Published on: April 21, 2010by Kate McMahon
Drama. Matters of “life and death.” Tears. Cheers. An impassioned aspiring hero. An acid-tongued nemesis. And Alice, the feisty cafeteria lady, defending her breakfast pizza.
Welcome to “Jamie Oliver’s Food Revolution,” a hit on TV and the impetus for articulate, heartfelt discussion in online communities about food, health and future of our nation’s children.
The six-part series stars Oliver, the chummy Brit of “Naked Chef” fame and one-man marketing marvel, taking his “revolution” to Huntington, West Virginia, which has been cited as one of the most obese and unhealthiest cities in America.
The reality show, which premiered in March, airs its final episode this Friday on ABC at 9 pm ET. Though panned by many mainstream TV critics, “Revolution” has consistently won its Friday night ratings slot and is a huge success with women ages 18-to-34.
Not surprising, since the tousle-haired, 34-year-old Oliver oozes charm while preaching the importance of changing the way America eats, and more specifically, feeds its schoolchildren.
"The time is right for people to rediscover the sense of pride, satisfaction and fun you can get from cooking for the people you love,” says Oliver. Okay, who is going to argue that?
Well, the combative local talk radio host, DJ Rod, for starters. “We don’t want to sit around and eat lettuce all day. Who made you king?” he says, kicking off a public feud. And the public school food service staff, hindered by budgetary constraints and bureaucracy, doubts his pledge that the kids will give up french fries and greasy foods for healthy alternatives. Oliver clearly meets his match with Alice, the quintessential cafeteria lady.
And there are the kids – elementary school students unable to identify an array of fresh vegetables, including a tomato -- and high schoolers struggling with devastating weight and health issues. The perfect ingredients for a reality show.

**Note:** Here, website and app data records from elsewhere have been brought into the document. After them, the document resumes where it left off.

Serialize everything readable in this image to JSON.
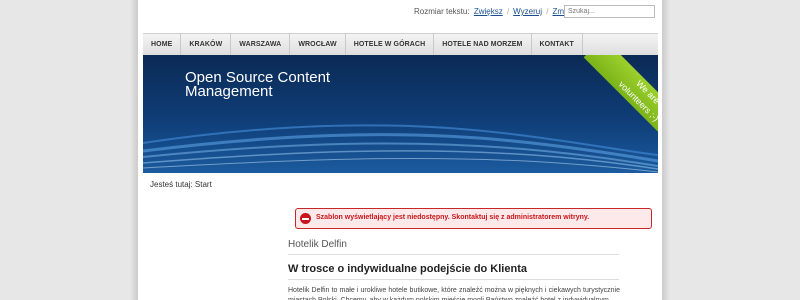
{
  "topbar": {
    "font_size_label": "Rozmiar tekstu:",
    "increase_label": "Zwiększ",
    "reset_label": "Wyzeruj",
    "decrease_label": "Zmniejsz",
    "search_placeholder": "Szukaj..."
  },
  "nav": {
    "items": [
      {
        "label": "HOME"
      },
      {
        "label": "KRAKÓW"
      },
      {
        "label": "WARSZAWA"
      },
      {
        "label": "WROCŁAW"
      },
      {
        "label": "HOTELE W GÓRACH"
      },
      {
        "label": "HOTELE NAD MORZEM"
      },
      {
        "label": "KONTAKT"
      }
    ]
  },
  "banner": {
    "title": "Open Source Content Management",
    "ribbon_line1": "We are",
    "ribbon_line2": "volunteers ;-)"
  },
  "breadcrumb": {
    "text": "Jesteś tutaj: Start"
  },
  "error": {
    "message": "Szablon wyświetlający jest niedostępny. Skontaktuj się z administratorem witryny."
  },
  "article": {
    "heading": "Hotelik Delfin",
    "title": "W trosce o indywidualne podejście do Klienta",
    "body": "Hotelik Delfin to małe i urokliwe hotele butikowe, które znaleźć można w pięknych i ciekawych turystycznie miastach Polski. Chcemy, aby w każdym polskim mieście mogli Państwo znaleźć hotel z indywidualnym"
  },
  "colors": {
    "error": "#c8151b",
    "ribbon": "#8cc21f",
    "banner": "#0f3d77",
    "link": "#1a4f8f"
  }
}
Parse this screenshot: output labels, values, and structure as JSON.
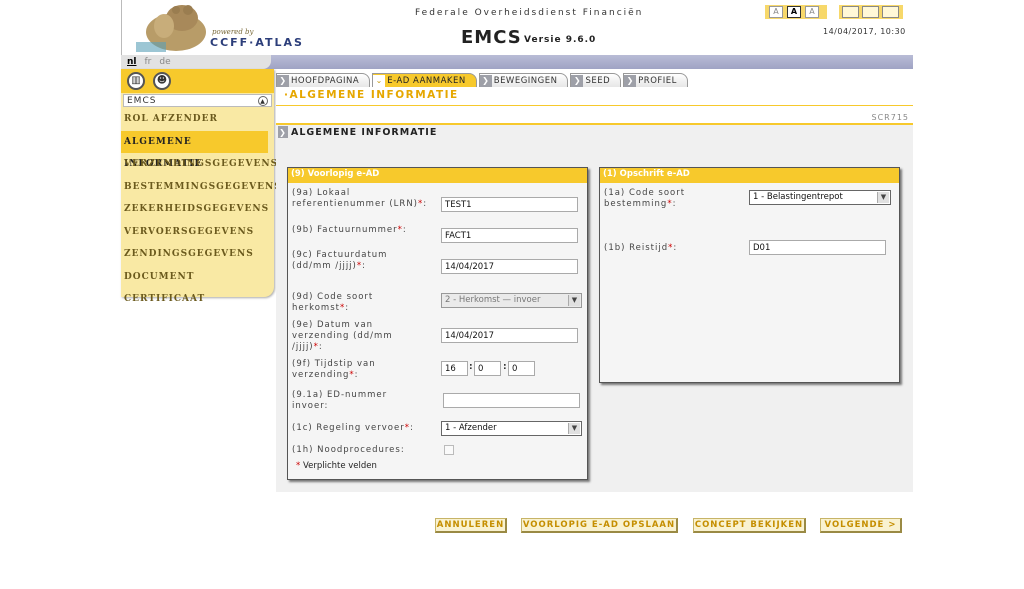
{
  "header": {
    "powered_by": "powered by",
    "brand": "CCFF·ATLAS",
    "agency": "Federale Overheidsdienst Financiën",
    "app_title": "EMCS",
    "app_version": "Versie 9.6.0",
    "datetime": "14/04/2017, 10:30",
    "font_size_buttons": [
      "A",
      "A",
      "A"
    ]
  },
  "languages": [
    "nl",
    "fr",
    "de"
  ],
  "sidebar": {
    "title": "EMCS",
    "items": [
      {
        "label": "ROL AFZENDER"
      },
      {
        "label": "ALGEMENE INFORMATIE"
      },
      {
        "label": "VERZENDINGSGEGEVENS"
      },
      {
        "label": "BESTEMMINGSGEGEVENS"
      },
      {
        "label": "ZEKERHEIDSGEGEVENS"
      },
      {
        "label": "VERVOERSGEGEVENS"
      },
      {
        "label": "ZENDINGSGEGEVENS"
      },
      {
        "label": "DOCUMENT CERTIFICAAT"
      }
    ]
  },
  "tabs": [
    {
      "label": "HOOFDPAGINA"
    },
    {
      "label": "E-AD AANMAKEN"
    },
    {
      "label": "BEWEGINGEN"
    },
    {
      "label": "SEED"
    },
    {
      "label": "PROFIEL"
    }
  ],
  "page": {
    "heading": "·ALGEMENE INFORMATIE",
    "screen_code": "SCR715",
    "section": "ALGEMENE INFORMATIE"
  },
  "left_panel": {
    "title": "(9) Voorlopig e-AD",
    "lrn_label": "(9a) Lokaal referentienummer (LRN)",
    "lrn_value": "TEST1",
    "invoice_label": "(9b) Factuurnummer",
    "invoice_value": "FACT1",
    "invoice_date_label": "(9c) Factuurdatum (dd/mm /jjjj)",
    "invoice_date_value": "14/04/2017",
    "origin_code_label": "(9d) Code soort herkomst",
    "origin_code_value": "2 - Herkomst — invoer",
    "dispatch_date_label": "(9e) Datum van verzending (dd/mm /jjjj)",
    "dispatch_date_value": "14/04/2017",
    "dispatch_time_label": "(9f) Tijdstip van verzending",
    "dispatch_time_hh": "16",
    "dispatch_time_mm": "0",
    "dispatch_time_ss": "0",
    "ed_number_label": "(9.1a) ED-nummer invoer:",
    "ed_number_value": "",
    "transport_label": "(1c) Regeling vervoer",
    "transport_value": "1 - Afzender",
    "emergency_label": "(1h) Noodprocedures:",
    "required_legend": "Verplichte velden"
  },
  "right_panel": {
    "title": "(1) Opschrift e-AD",
    "destination_code_label": "(1a) Code soort bestemming",
    "destination_code_value": "1 - Belastingentrepot",
    "journey_time_label": "(1b) Reistijd",
    "journey_time_value": "D01"
  },
  "actions": {
    "cancel": "ANNULEREN",
    "save_draft": "VOORLOPIG E-AD OPSLAAN",
    "view_draft": "CONCEPT BEKIJKEN",
    "next": "VOLGENDE >"
  }
}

In addition to ratings, “Revolution” has generated dialogue and interest all over the internet, and is a prime example of social networking making a product/show/cause even stronger. Oliver, of course, has a sophisticated website, which includes links to the show and a petition saying America’s kids deserve better food and health prospects. Almost 400,000 people have signed it online. He has links to recipes, health information and online dialogues. On Facebook, there is one page devoted to Oliver’s kitchen in Huntington where locals are learning to cook. In addition, a fan has started a separated Facebook page supporting the “revolution,” and it has almost 91,000 fans. For quick hits, more than 418,000 people follow Oliver on Twitter.
In all of these forums, true concern about food, children’s health and the health of our nation, resonate. There are more genuine posts, and fewer complaints, than any blogs or chat sites I have read. Clearly, Jamie Oliver has reached his audience, and has created a meaningful dialogue with them.
Which bring us to the finale on Friday. The ABC promotions say “Jamie's accomplishments in Huntington begin to unravel when he leaves the city; with the media hounding him, Jamie returns to Huntington for his most-powerful demonstration yet.”
We’ll be watching and will report on the outcome of this revolution.
Comments? Send me an email at firstname.lastname@example.org .
- KC's View: